Bibliographic InfoPaper provided by Agricultural Economics Society in its series 85th Annual Conference, April 18-20, 2011, Warwick University, Coventry, UK with number 108774.
Date of creation: Apr 2011
Date of revision:
Sales; price variation; retail; Consumer/Household Economics; Demand and Price Analysis; L16; L66; Q13.;
Find related papers by JEL classification:
- L16 - Industrial Organization - - Market Structure, Firm Strategy, and Market Performance - - - Industrial Organization and Macroeconomics; Macroeconomic Industrial Structure
- L66 - Industrial Organization - - Industry Studies: Manufacturing - - - Food; Beverages; Cosmetics; Tobacco
- Q13 - Agricultural and Natural Resource Economics; Environmental and Ecological Economics - - Agriculture - - - Agricultural Markets and Marketing; Cooperatives; Agribusiness
This paper has been announced in the following NEP Reports:
- NEP-AGR-2011-08-15 (Agricultural Economics)
- NEP-ALL-2011-08-15 (All new papers)
- NEP-BEC-2011-08-15 (Business Economics)
- NEP-MKT-2011-08-15 (Marketing)
Please report citation or reference errors to , or , if you are the registered author of the cited work, log in to your RePEc Author Service profile, click on "citations" and make appropriate adjustments.:
- Emi Nakamura, 2008.
"Pass-Through in Retail and Wholesale,"
American Economic Review,
American Economic Association, vol. 98(2), pages 430-37, May.
- Berck, Peter & Brown, Jennifer & Perloff, Jeffrey M. & Villas-Boas, Sofia B, 2007.
"Sales : tests of theories on causality and timing,"
CUDARE Working Paper Series
1031, University of California at Berkeley, Department of Agricultural and Resource Economics and Policy.
- Berck, Peter & Brown, Jennifer & Perloff, Jeffrey M & Villas-Boas, Sofia B., 2007. "Sales: Tests of Theories on Causality and Timing," Department of Agricultural & Resource Economics, UC Berkeley, Working Paper Series qt2g56n1jk, Department of Agricultural & Resource Economics, UC Berkeley.

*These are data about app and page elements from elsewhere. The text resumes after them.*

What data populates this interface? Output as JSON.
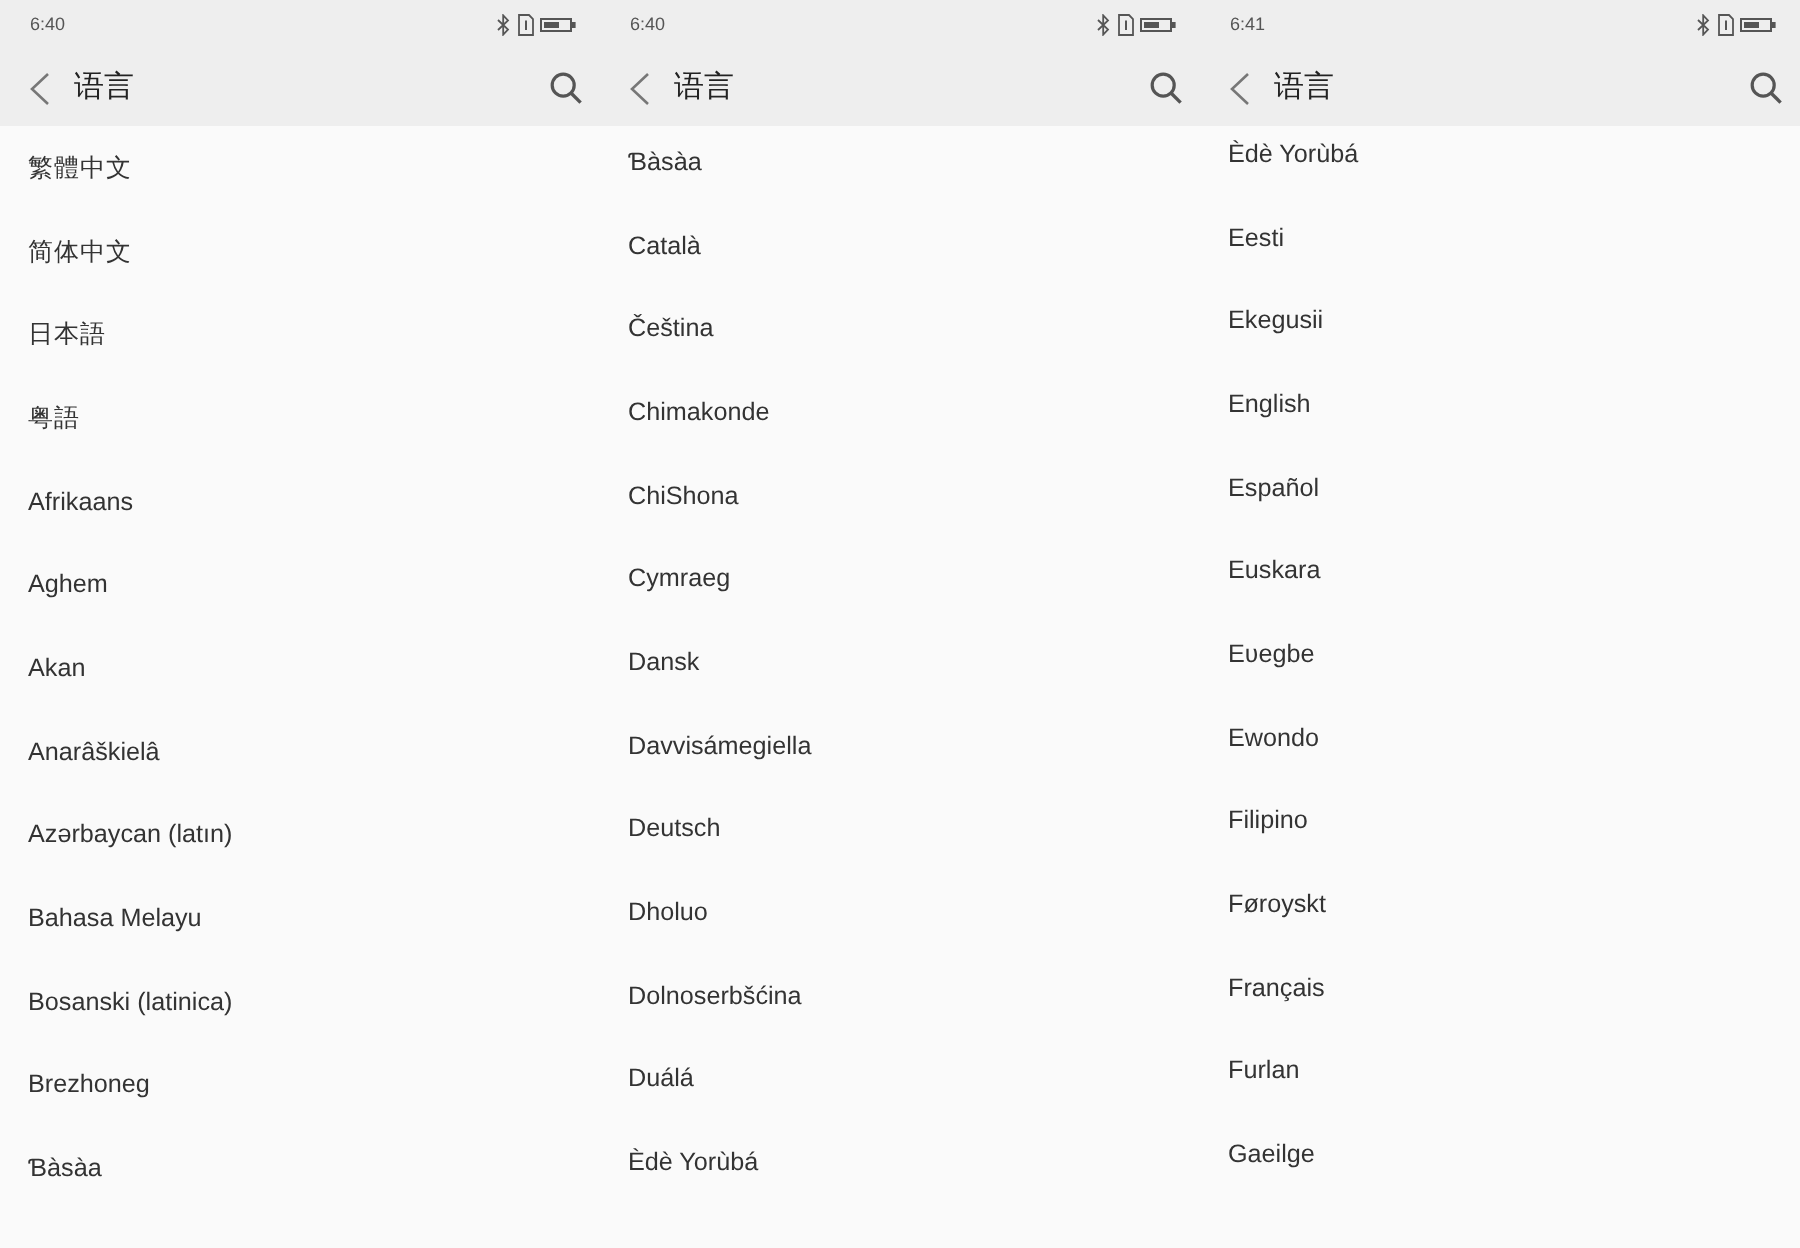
{
  "screens": [
    {
      "status_bar": {
        "time": "6:40"
      },
      "header": {
        "title": "语言"
      },
      "languages": [
        "繁體中文",
        "简体中文",
        "日本語",
        "粤語",
        "Afrikaans",
        "Aghem",
        "Akan",
        "Anarâškielâ",
        "Azərbaycan (latın)",
        "Bahasa Melayu",
        "Bosanski (latinica)",
        "Brezhoneg",
        "Ɓàsàa"
      ]
    },
    {
      "status_bar": {
        "time": "6:40"
      },
      "header": {
        "title": "语言"
      },
      "languages": [
        "Ɓàsàa",
        "Català",
        "Čeština",
        "Chimakonde",
        "ChiShona",
        "Cymraeg",
        "Dansk",
        "Davvisámegiella",
        "Deutsch",
        "Dholuo",
        "Dolnoserbšćina",
        "Duálá",
        "Èdè Yorùbá"
      ]
    },
    {
      "status_bar": {
        "time": "6:41"
      },
      "header": {
        "title": "语言"
      },
      "languages": [
        "Èdè Yorùbá",
        "Eesti",
        "Ekegusii",
        "English",
        "Español",
        "Euskara",
        "Eʋegbe",
        "Ewondo",
        "Filipino",
        "Føroyskt",
        "Français",
        "Furlan",
        "Gaeilge"
      ]
    }
  ]
}
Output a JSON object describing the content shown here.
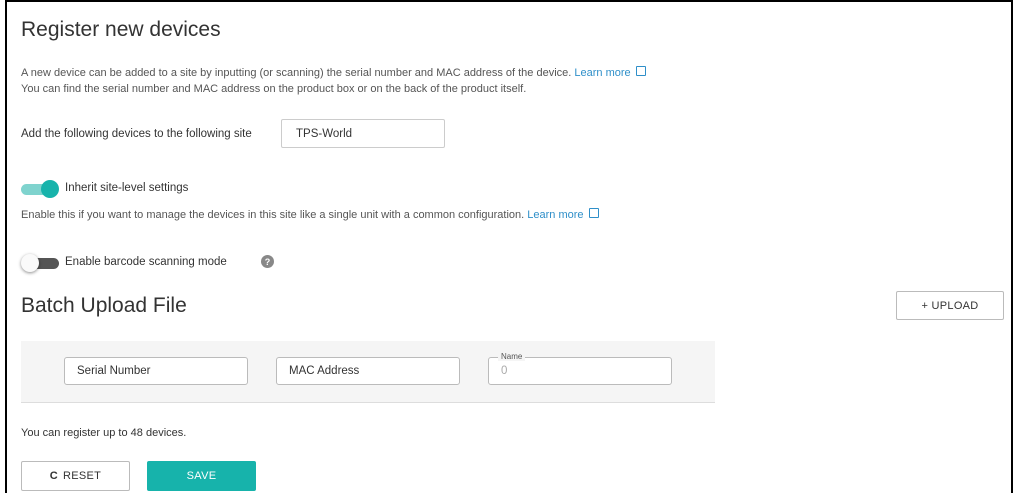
{
  "page": {
    "title": "Register new devices",
    "description_line1": "A new device can be added to a site by inputting (or scanning) the serial number and MAC address of the device.",
    "learn_more": "Learn more",
    "description_line2": "You can find the serial number and MAC address on the product box or on the back of the product itself."
  },
  "site": {
    "label": "Add the following devices to the following site",
    "value": "TPS-World"
  },
  "inherit": {
    "label": "Inherit site-level settings",
    "enabled": true,
    "description": "Enable this if you want to manage the devices in this site like a single unit with a common configuration.",
    "learn_more": "Learn more"
  },
  "barcode": {
    "label": "Enable barcode scanning mode",
    "enabled": false,
    "help_icon": "?"
  },
  "batch": {
    "title": "Batch Upload File",
    "upload_label": "+ UPLOAD"
  },
  "device_row": {
    "serial_placeholder": "Serial Number",
    "mac_placeholder": "MAC Address",
    "name_label": "Name",
    "name_value": "0"
  },
  "limit_text": "You can register up to 48 devices.",
  "actions": {
    "reset_icon": "C",
    "reset_label": "RESET",
    "save_label": "SAVE"
  },
  "colors": {
    "accent": "#17b3ab",
    "link": "#2f8fc9"
  }
}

- Judith A. Chevalier & Anil K. Kashyap & Peter E. Rossi, 2003.
"Why Don't Prices Rise During Periods of Peak Demand? Evidence from Scanner Data,"

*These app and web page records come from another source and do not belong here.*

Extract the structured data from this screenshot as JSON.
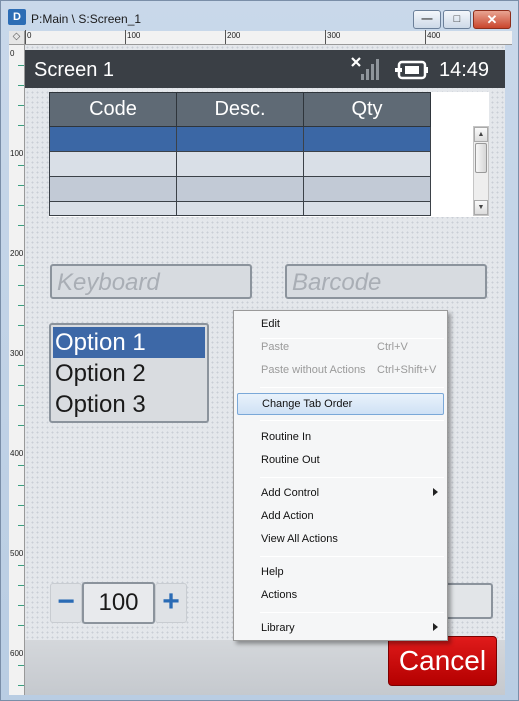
{
  "window": {
    "icon_label": "D",
    "title": "P:Main \\ S:Screen_1",
    "min_glyph": "—",
    "max_glyph": "□",
    "close_glyph": "✕"
  },
  "rulers": {
    "top": [
      "0",
      "100",
      "200",
      "300",
      "400"
    ],
    "left": [
      "0",
      "100",
      "200",
      "300",
      "400",
      "500",
      "600"
    ]
  },
  "device": {
    "screen_title": "Screen 1",
    "time": "14:49",
    "signal_icon": "no-signal-icon",
    "battery_icon": "battery-charging-icon"
  },
  "grid": {
    "columns": [
      "Code",
      "Desc.",
      "Qty"
    ]
  },
  "inputs": {
    "keyboard_placeholder": "Keyboard",
    "barcode_placeholder": "Barcode"
  },
  "listbox": {
    "options": [
      "Option 1",
      "Option 2",
      "Option 3"
    ],
    "selected": "Option 1"
  },
  "stepper": {
    "minus": "−",
    "value": "100",
    "plus": "+"
  },
  "cancel_label": "Cancel",
  "context_menu": {
    "items": [
      {
        "label": "Edit",
        "shortcut": "",
        "disabled": false
      },
      {
        "label": "Paste",
        "shortcut": "Ctrl+V",
        "disabled": true
      },
      {
        "label": "Paste without Actions",
        "shortcut": "Ctrl+Shift+V",
        "disabled": true
      },
      {
        "label": "Change Tab Order",
        "shortcut": "",
        "disabled": false,
        "highlighted": true
      },
      {
        "label": "Routine In",
        "shortcut": "",
        "disabled": false
      },
      {
        "label": "Routine Out",
        "shortcut": "",
        "disabled": false
      },
      {
        "label": "Add Control",
        "shortcut": "",
        "disabled": false,
        "submenu": true
      },
      {
        "label": "Add Action",
        "shortcut": "",
        "disabled": false
      },
      {
        "label": "View All Actions",
        "shortcut": "",
        "disabled": false
      },
      {
        "label": "Help",
        "shortcut": "",
        "disabled": false
      },
      {
        "label": "Actions",
        "shortcut": "",
        "disabled": false
      },
      {
        "label": "Library",
        "shortcut": "",
        "disabled": false,
        "submenu": true
      }
    ]
  }
}
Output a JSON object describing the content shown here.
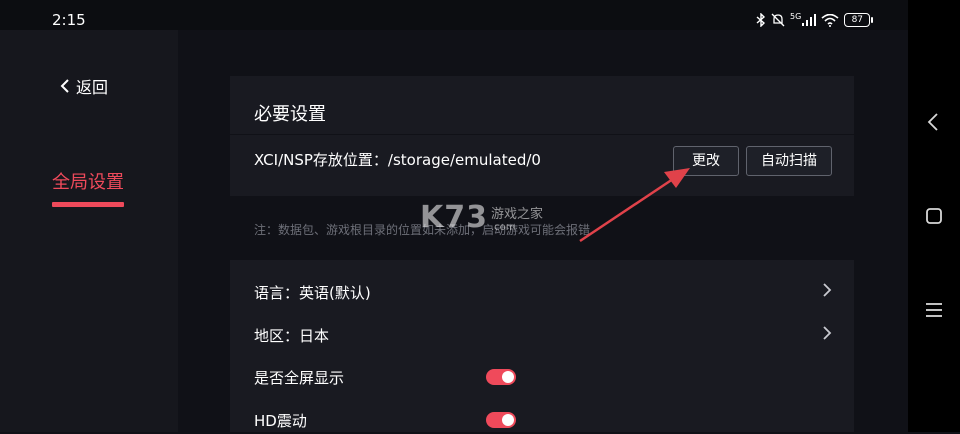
{
  "status_bar": {
    "time": "2:15",
    "network": "5G",
    "battery": "87"
  },
  "sidebar": {
    "back_label": "返回",
    "active_item": "全局设置"
  },
  "storage_card": {
    "title": "必要设置",
    "path_label": "XCI/NSP存放位置：/storage/emulated/0",
    "change_button": "更改",
    "scan_button": "自动扫描"
  },
  "note": "注：数据包、游戏根目录的位置如未添加，启动游戏可能会报错",
  "settings": {
    "language": "语言：英语(默认)",
    "region": "地区：日本",
    "fullscreen": {
      "label": "是否全屏显示",
      "enabled": true
    },
    "hd_rumble": {
      "label": "HD震动",
      "enabled": true
    }
  },
  "watermark": {
    "logo": "K73",
    "text": "游戏之家",
    "sub": ".com"
  },
  "colors": {
    "accent": "#ef4a5b",
    "background": "#101117",
    "panel": "#191a21",
    "annotation_arrow": "#e0424a"
  },
  "icons": [
    "back-chevron-icon",
    "chevron-right-icon",
    "bluetooth-icon",
    "mute-icon",
    "signal-icon",
    "wifi-icon",
    "battery-icon",
    "nav-back-icon",
    "nav-home-icon",
    "nav-menu-icon"
  ]
}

American Economic Review,
American Economic Association, vol. 93(1), pages 15-37, March.
- Judith A. Chevalier & Anil K. Kashyap & Peter E. Rossi, 2000. "Why Don't Prices Rise During Periods of Peak Demand? Evidence from Scanner Data," NBER Working Papers 7981, National Bureau of Economic Research, Inc.

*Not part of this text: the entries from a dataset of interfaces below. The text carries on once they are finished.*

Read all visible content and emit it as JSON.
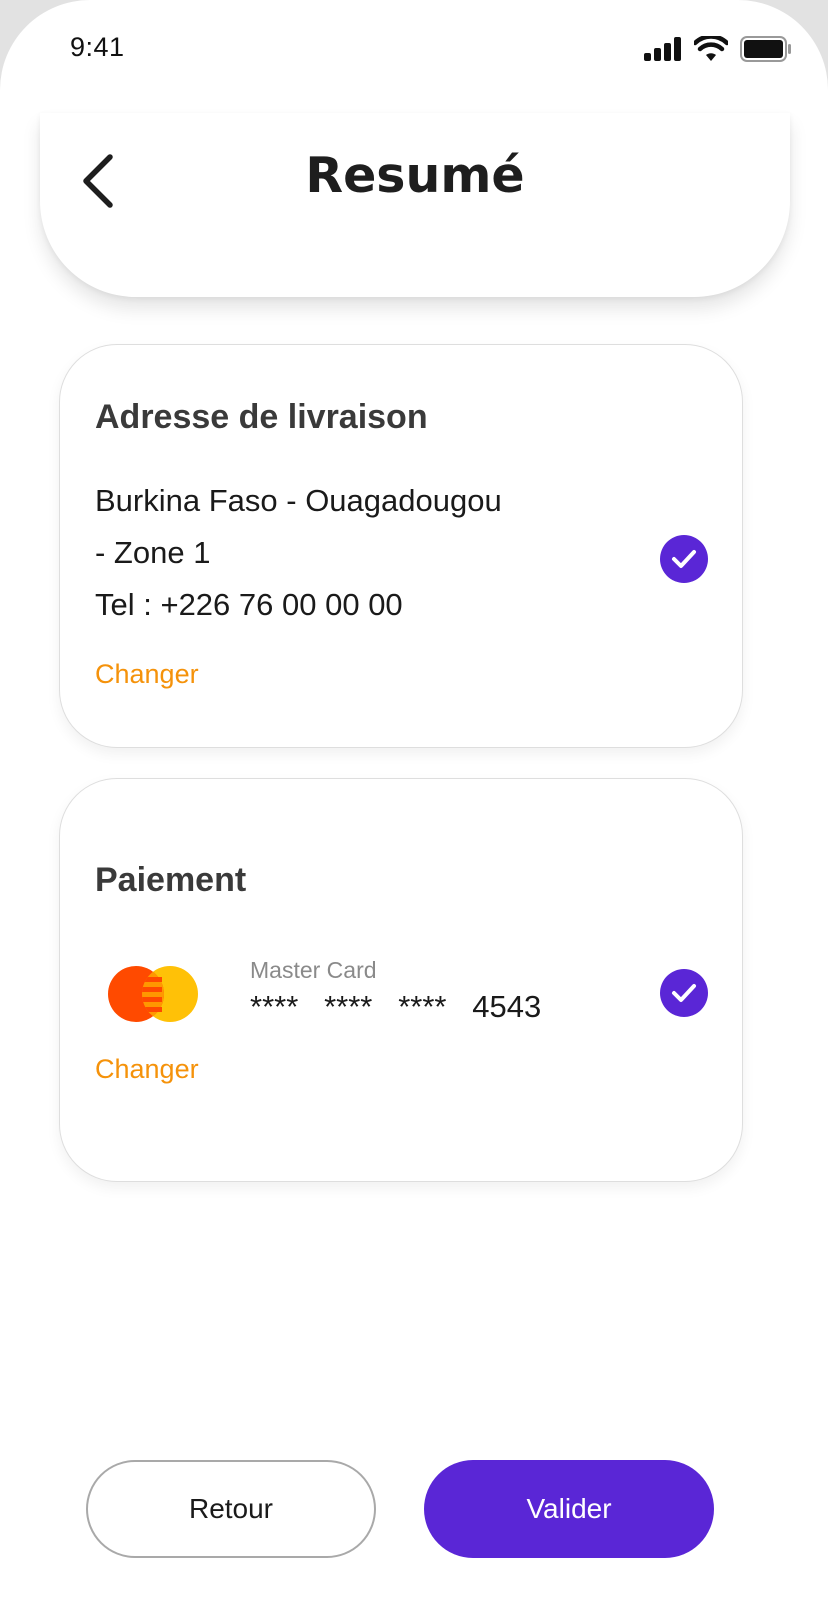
{
  "status_bar": {
    "time": "9:41",
    "icons": [
      "cellular-signal-icon",
      "wifi-icon",
      "battery-icon"
    ]
  },
  "header": {
    "title": "Resumé",
    "back_icon": "chevron-left-icon"
  },
  "address_card": {
    "title": "Adresse de livraison",
    "line1": "Burkina Faso - Ouagadougou",
    "line2": "- Zone 1",
    "phone": "Tel : +226 76 00 00 00",
    "change_label": "Changer",
    "selected": true
  },
  "payment_card": {
    "title": "Paiement",
    "card_brand": "Master Card",
    "card_number": "****   ****   ****   4543",
    "change_label": "Changer",
    "selected": true,
    "logo_icon": "mastercard-logo-icon"
  },
  "actions": {
    "back_label": "Retour",
    "validate_label": "Valider"
  },
  "colors": {
    "accent": "#5a26d6",
    "link": "#f5920a",
    "mastercard_red": "#ff4a00",
    "mastercard_yellow": "#ffc107"
  }
}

- Peter E. Rossi & Judith A. Chevalier & Anil K. Kashyap, 2002. "Why Don't Prices Rise During Periods of Peak Demand? Evidence from Scanner Data," Yale School of Management Working Papers ysm291, Yale School of Management.
- Martin Pesendorfer, 2002. "Retail Sales: A Study of Pricing Behavior in Supermarkets," The Journal of Business, University of Chicago Press, vol. 75(1), pages 33-66, January.
- Aguirregabiria, Victor, 1999. "The Dynamics of Markups and Inventories in Retailing Firms," Review of Economic Studies, Wiley Blackwell, vol. 66(2), pages 275-308, April.
- Emmanuel Dhyne & Luis J. Alvarez & Herve Le Bihan & Giovanni Veronese & Daniel Dias & Johannes Hoffmann & Nicole Jonker & Patrick Lunnemann & Fabio Rumler & Jouko Vilmunen, 2006. "Price Changes in the Euro Area and the United States: Some Facts from Individual Consumer Price Data," Journal of Economic Perspectives, American Economic Association, vol. 20(2), pages 171-192, Spring.
- Emi Nakamura & Jón Steinsson, 2008. "Five Facts about Prices: A Reevaluation of Menu Cost Models," The Quarterly Journal of Economics, MIT Press, vol. 123(4), pages 1415-1464, November.
For technical questions regarding this item, or to correct its authors, title, abstract, bibliographic or download information, contact: (AgEcon Search).
If references are entirely missing, you can add them using this form.